> [WORK ITEM] Omitting all images, output the entries that follow exactly as written.

> [INPUT]
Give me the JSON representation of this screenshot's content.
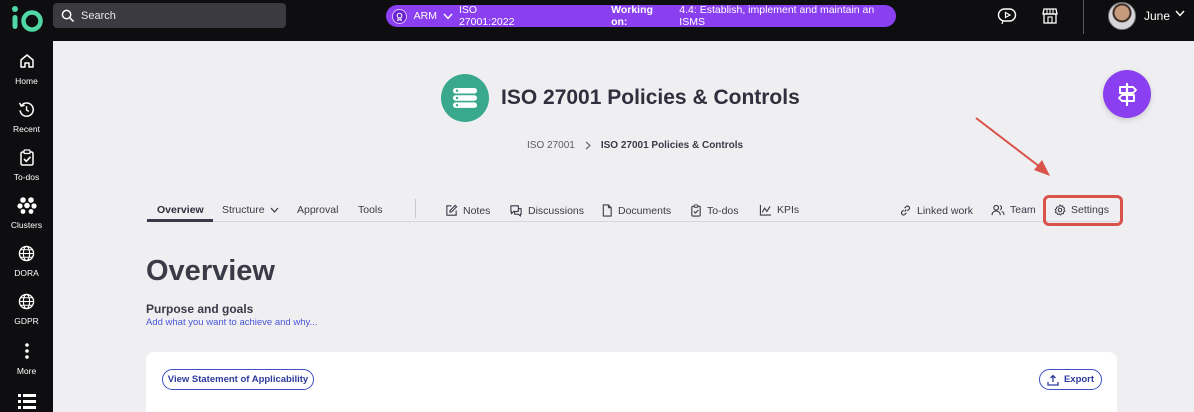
{
  "topbar": {
    "search_label": "Search",
    "context": {
      "app": "ARM",
      "standard": "ISO 27001:2022",
      "working_label": "Working on:",
      "task": "4.4: Establish, implement and maintain an ISMS",
      "color": "#8a3ff0"
    },
    "user_name": "June"
  },
  "sidebar": {
    "items": [
      {
        "label": "Home",
        "icon": "home-icon"
      },
      {
        "label": "Recent",
        "icon": "history-icon"
      },
      {
        "label": "To-dos",
        "icon": "clipboard-check-icon"
      },
      {
        "label": "Clusters",
        "icon": "clusters-icon"
      },
      {
        "label": "DORA",
        "icon": "globe-icon"
      },
      {
        "label": "GDPR",
        "icon": "globe-icon"
      },
      {
        "label": "More",
        "icon": "more-vertical-icon"
      }
    ]
  },
  "header": {
    "title": "ISO 27001 Policies & Controls",
    "icon": "server-stack-icon",
    "icon_color": "#3aa88d"
  },
  "breadcrumb": {
    "items": [
      "ISO 27001",
      "ISO 27001 Policies & Controls"
    ]
  },
  "tabs": {
    "left": [
      "Overview",
      "Structure",
      "Approval",
      "Tools"
    ],
    "middle": [
      "Notes",
      "Discussions",
      "Documents",
      "To-dos",
      "KPIs"
    ],
    "right": [
      "Linked work",
      "Team",
      "Settings"
    ],
    "active": "Overview"
  },
  "main": {
    "heading": "Overview",
    "purpose_title": "Purpose and goals",
    "purpose_prompt": "Add what you want to achieve and why...",
    "soa_button": "View Statement of Applicability",
    "export_button": "Export"
  },
  "annotation": {
    "color": "#d9534a",
    "target": "Settings"
  }
}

> [EXERCISE ANSWER]
Give me the JSON representation of this screenshot's content.
{
  "topbar": {
    "search_label": "Search",
    "context": {
      "app": "ARM",
      "standard": "ISO 27001:2022",
      "working_label": "Working on:",
      "task": "4.4: Establish, implement and maintain an ISMS",
      "color": "#8a3ff0"
    },
    "user_name": "June"
  },
  "sidebar": {
    "items": [
      {
        "label": "Home",
        "icon": "home-icon"
      },
      {
        "label": "Recent",
        "icon": "history-icon"
      },
      {
        "label": "To-dos",
        "icon": "clipboard-check-icon"
      },
      {
        "label": "Clusters",
        "icon": "clusters-icon"
      },
      {
        "label": "DORA",
        "icon": "globe-icon"
      },
      {
        "label": "GDPR",
        "icon": "globe-icon"
      },
      {
        "label": "More",
        "icon": "more-vertical-icon"
      }
    ]
  },
  "header": {
    "title": "ISO 27001 Policies & Controls",
    "icon": "server-stack-icon",
    "icon_color": "#3aa88d"
  },
  "breadcrumb": {
    "items": [
      "ISO 27001",
      "ISO 27001 Policies & Controls"
    ]
  },
  "tabs": {
    "left": [
      "Overview",
      "Structure",
      "Approval",
      "Tools"
    ],
    "middle": [
      "Notes",
      "Discussions",
      "Documents",
      "To-dos",
      "KPIs"
    ],
    "right": [
      "Linked work",
      "Team",
      "Settings"
    ],
    "active": "Overview"
  },
  "main": {
    "heading": "Overview",
    "purpose_title": "Purpose and goals",
    "purpose_prompt": "Add what you want to achieve and why...",
    "soa_button": "View Statement of Applicability",
    "export_button": "Export"
  },
  "annotation": {
    "color": "#d9534a",
    "target": "Settings"
  }
}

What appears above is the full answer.